> _Description of the task_
Show every line of the material that follows in which the word "icon" occurs.

> _Provided information_
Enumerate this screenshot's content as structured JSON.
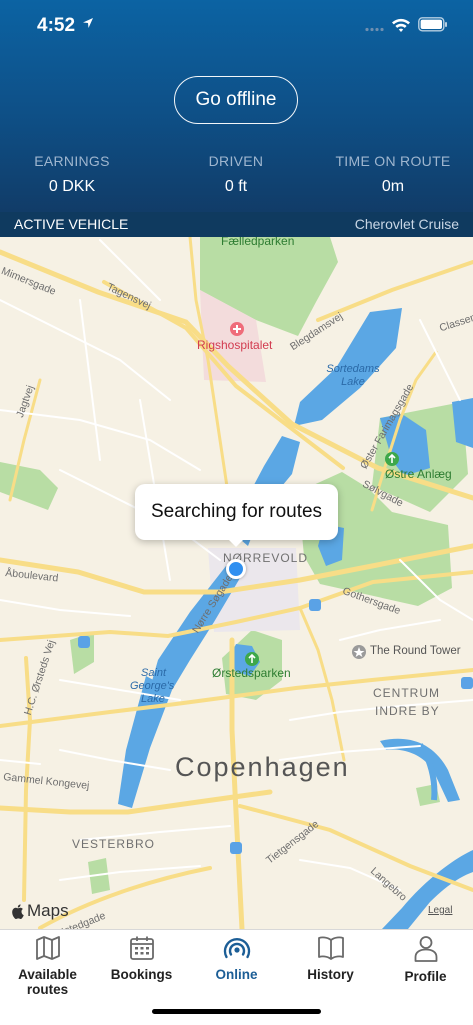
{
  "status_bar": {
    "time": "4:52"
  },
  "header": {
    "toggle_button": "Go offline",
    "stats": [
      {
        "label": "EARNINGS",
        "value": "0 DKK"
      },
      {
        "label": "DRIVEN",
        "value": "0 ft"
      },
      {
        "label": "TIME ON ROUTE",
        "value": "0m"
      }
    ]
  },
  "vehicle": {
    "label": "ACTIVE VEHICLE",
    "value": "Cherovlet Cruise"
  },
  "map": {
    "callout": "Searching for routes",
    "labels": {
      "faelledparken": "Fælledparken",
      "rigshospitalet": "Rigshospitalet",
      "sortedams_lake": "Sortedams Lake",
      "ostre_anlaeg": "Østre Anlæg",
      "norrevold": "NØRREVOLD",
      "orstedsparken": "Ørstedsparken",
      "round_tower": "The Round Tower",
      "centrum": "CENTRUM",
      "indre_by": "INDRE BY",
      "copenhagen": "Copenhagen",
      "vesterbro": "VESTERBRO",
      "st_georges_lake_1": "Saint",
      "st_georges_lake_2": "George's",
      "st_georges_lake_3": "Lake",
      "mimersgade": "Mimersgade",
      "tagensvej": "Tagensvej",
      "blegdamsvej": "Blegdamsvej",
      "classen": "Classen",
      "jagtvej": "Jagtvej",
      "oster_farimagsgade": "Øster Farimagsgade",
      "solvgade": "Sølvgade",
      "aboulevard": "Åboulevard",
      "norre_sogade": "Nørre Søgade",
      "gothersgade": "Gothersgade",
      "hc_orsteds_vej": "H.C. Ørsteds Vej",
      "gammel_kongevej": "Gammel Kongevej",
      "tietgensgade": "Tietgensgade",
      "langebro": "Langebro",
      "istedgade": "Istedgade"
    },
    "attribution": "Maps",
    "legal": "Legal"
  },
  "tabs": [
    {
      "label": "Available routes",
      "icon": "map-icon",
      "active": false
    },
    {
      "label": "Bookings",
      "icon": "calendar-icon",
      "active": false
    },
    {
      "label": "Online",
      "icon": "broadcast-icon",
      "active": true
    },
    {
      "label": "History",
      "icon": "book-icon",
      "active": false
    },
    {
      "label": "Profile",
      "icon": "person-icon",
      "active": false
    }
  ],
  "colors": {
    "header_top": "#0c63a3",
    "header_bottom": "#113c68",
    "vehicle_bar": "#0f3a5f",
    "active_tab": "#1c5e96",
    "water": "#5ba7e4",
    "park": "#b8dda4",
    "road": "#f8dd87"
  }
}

> _Your response_
      "icon": "map-icon",
      "icon": "calendar-icon",
      "icon": "broadcast-icon",
      "icon": "book-icon",
      "icon": "person-icon",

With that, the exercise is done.